SP: What’s the best writing advice you’ve been given? Or, put differently, what is the advice you give to new writers?
Duchnowski: I would encourage new writers to really study the mechanics of writing: vocabulary, sentence structure, story outlines, great literature — all that stuff that might really seem boring at the beginning. Analyze what makes any and all forms of communication compelling and successful. Only by doing that can you develop the style and technique that will make writing things other people want to read seem like second nature.
SP: With in-store readings and appearances off the table due to the pandemic, you have done a really good job of reaching out to readers with e-newsletters and social media. Do you enjoy that part of the writer’s life?
Duchnowski: Yes and no. The desire to publish is rooted in the desire to be part of a larger social conversation, otherwise manuscripts would just sit in our computers or desks and be read by very few people. I cannot deny that social media and e-newsletters are great communication tools and a vital part of our daily social life, but my interaction with children is limited through those media; I’m mostly interacting with adults. I’m really looking forward to events that will allow me to see firsthand how children respond and interact with the book.
SP: How did you connect with your collaborator, illustrator Ana Stojkanović? What was your process like?
Duchnowski: Ana actually lives in Serbia and works as a video game illustrator by day; illustrating children’s books is the side-hustle she does on nights and weekends. I found her through the freelancing platform Fiverr. I asked three illustrators whose portfolios I liked to do a sample illustration and sought feedback from family, friends and social media followers. Hers was by far the favorite. From there, we really worked solely through Fiverr’s in-app messaging platform. I sent her photographs of Allerton and ideas for each page and she sent me draft illustrations. We went back and forth until we were both happy with each page.
SP: What are you working on next? Another children’s book?
Duchnowski: We all have more than one dream, right? My immediate goal is to publish two more children’s books with Cassidy and other major Illinois landmarks but my long-term goal is to publish a novel. I’ve been working on the novel on and off for years now, but I haven’t really decided what I want it to say yet and how I’m going to say it. So, I’m tackling shorter projects until my mind is able to open those doors. I may need to do a bit more living before I’m ready to tell that larger story.

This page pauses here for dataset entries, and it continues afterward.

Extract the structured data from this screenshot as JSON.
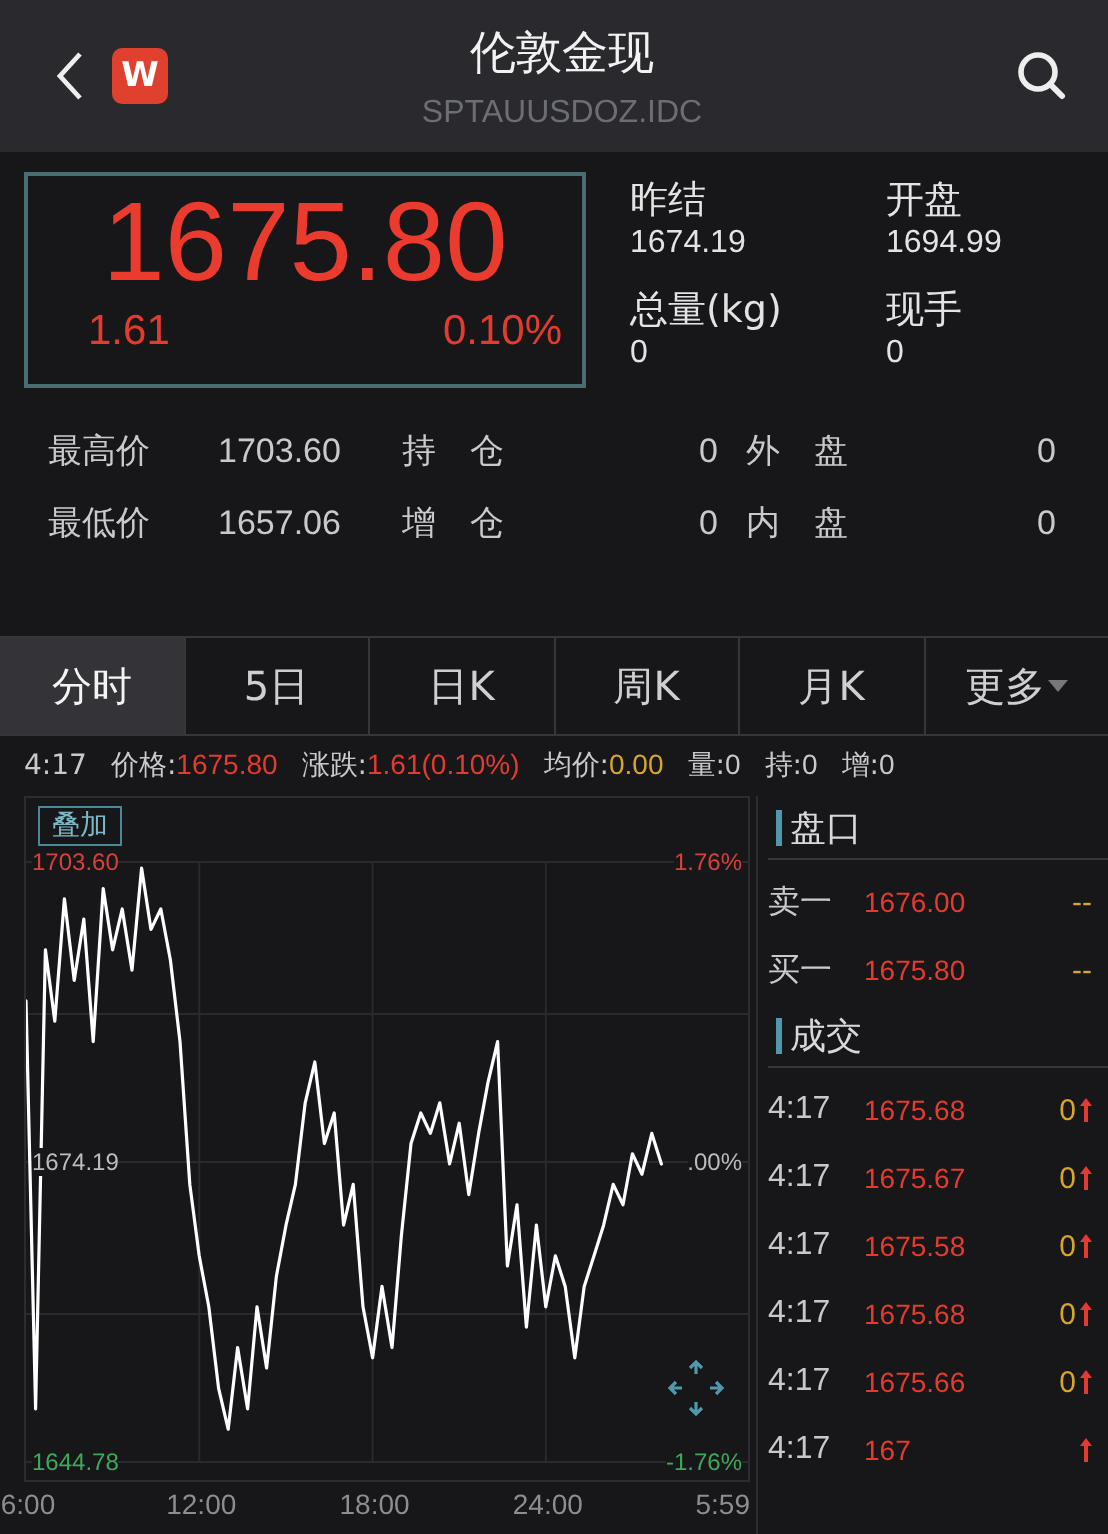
{
  "header": {
    "title": "伦敦金现",
    "subtitle": "SPTAUUSDOZ.IDC",
    "logo": "W"
  },
  "quote": {
    "price": "1675.80",
    "change": "1.61",
    "percent": "0.10%"
  },
  "summary": [
    {
      "label": "昨结",
      "value": "1674.19"
    },
    {
      "label": "开盘",
      "value": "1694.99"
    },
    {
      "label": "总量(kg)",
      "value": "0"
    },
    {
      "label": "现手",
      "value": "0"
    }
  ],
  "stats": [
    {
      "label": "最高价",
      "value": "1703.60",
      "label2": "持　仓",
      "value2": "0",
      "label3": "外　盘",
      "value3": "0"
    },
    {
      "label": "最低价",
      "value": "1657.06",
      "label2": "增　仓",
      "value2": "0",
      "label3": "内　盘",
      "value3": "0"
    }
  ],
  "tabs": [
    {
      "label": "分时",
      "selected": true,
      "dropdown": false
    },
    {
      "label": "5日",
      "selected": false,
      "dropdown": false
    },
    {
      "label": "日K",
      "selected": false,
      "dropdown": false
    },
    {
      "label": "周K",
      "selected": false,
      "dropdown": false
    },
    {
      "label": "月K",
      "selected": false,
      "dropdown": false
    },
    {
      "label": "更多",
      "selected": false,
      "dropdown": true
    }
  ],
  "info_line": [
    {
      "label": "4:17"
    },
    {
      "label": "价格:",
      "value": "1675.80",
      "color": "#e53b2f"
    },
    {
      "label": "涨跌:",
      "value": "1.61(0.10%)",
      "color": "#e53b2f"
    },
    {
      "label": "均价:",
      "value": "0.00",
      "color": "#d9a62a"
    },
    {
      "label": "量:",
      "value": "0",
      "color": "#c9c9cc"
    },
    {
      "label": "持:",
      "value": "0",
      "color": "#c9c9cc"
    },
    {
      "label": "增:",
      "value": "0",
      "color": "#c9c9cc"
    }
  ],
  "chart": {
    "overlay_button": "叠加",
    "high_pct": "1.76%",
    "mid_pct": ".00%",
    "low_pct": "-1.76%",
    "end_time": "5:59",
    "chart_data": {
      "type": "line",
      "x": [
        6,
        6.33,
        6.67,
        7,
        7.33,
        7.67,
        8,
        8.33,
        8.67,
        9,
        9.33,
        9.67,
        10,
        10.33,
        10.67,
        11,
        11.33,
        11.67,
        12,
        12.33,
        12.67,
        13,
        13.33,
        13.67,
        14,
        14.33,
        14.67,
        15,
        15.33,
        15.67,
        16,
        16.33,
        16.67,
        17,
        17.33,
        17.67,
        18,
        18.33,
        18.67,
        19,
        19.33,
        19.67,
        20,
        20.33,
        20.67,
        21,
        21.33,
        21.67,
        22,
        22.33,
        22.67,
        23,
        23.33,
        23.67,
        24,
        24.33,
        24.67,
        25,
        25.33,
        25.67,
        26,
        26.33,
        26.67,
        27,
        27.33,
        27.67,
        28
      ],
      "xlim": [
        6,
        31
      ],
      "grid": true,
      "ylim": [
        1644.78,
        1703.6
      ],
      "xticks": [
        {
          "value": 6,
          "label": "6:00"
        },
        {
          "value": 12,
          "label": "12:00"
        },
        {
          "value": 18,
          "label": "18:00"
        },
        {
          "value": 24,
          "label": "24:00"
        }
      ],
      "yticks": [
        {
          "value": 1644.78,
          "label": "1644.78"
        },
        {
          "value": 1674.19,
          "label": "1674.19"
        },
        {
          "value": 1703.6,
          "label": "1703.60"
        }
      ],
      "series": [
        {
          "color": "#ffffff",
          "values": [
            1690,
            1650,
            1695,
            1688,
            1700,
            1692,
            1698,
            1686,
            1701,
            1695,
            1699,
            1693,
            1703,
            1697,
            1699,
            1694,
            1686,
            1672,
            1665,
            1660,
            1652,
            1648,
            1656,
            1650,
            1660,
            1654,
            1663,
            1668,
            1672,
            1680,
            1684,
            1676,
            1679,
            1668,
            1672,
            1660,
            1655,
            1662,
            1656,
            1667,
            1676,
            1679,
            1677,
            1680,
            1674,
            1678,
            1671,
            1677,
            1682,
            1686,
            1664,
            1670,
            1658,
            1668,
            1660,
            1665,
            1662,
            1655,
            1662,
            1665,
            1668,
            1672,
            1670,
            1675,
            1673,
            1677,
            1674
          ]
        }
      ]
    }
  },
  "order_book": {
    "title": "盘口",
    "rows": [
      {
        "label": "卖一",
        "price": "1676.00",
        "volume": "--"
      },
      {
        "label": "买一",
        "price": "1675.80",
        "volume": "--"
      }
    ]
  },
  "trades": {
    "title": "成交",
    "rows": [
      {
        "time": "4:17",
        "price": "1675.68",
        "volume": "0"
      },
      {
        "time": "4:17",
        "price": "1675.67",
        "volume": "0"
      },
      {
        "time": "4:17",
        "price": "1675.58",
        "volume": "0"
      },
      {
        "time": "4:17",
        "price": "1675.68",
        "volume": "0"
      },
      {
        "time": "4:17",
        "price": "1675.66",
        "volume": "0"
      },
      {
        "time": "4:17",
        "price": "167"
      }
    ]
  }
}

SP: How can our readers find out more about the book and about you?
Duchnowski: Social media really is the great connector these days. I’m on Facebook at @jillianduchwrites and on Instagram @jillianduch. The book is available on Amazon, at Hartfield Book Co. in Monticello and at Bobzbay in Bloomington.
SP: Anything else you’d like to share with our readers?
Duchnowski: I’m hosting a short story contest called Cassidy’s Back to School Short Story Contest; the top prizes are $50 Amazon gift cards. Readers can learn more at here.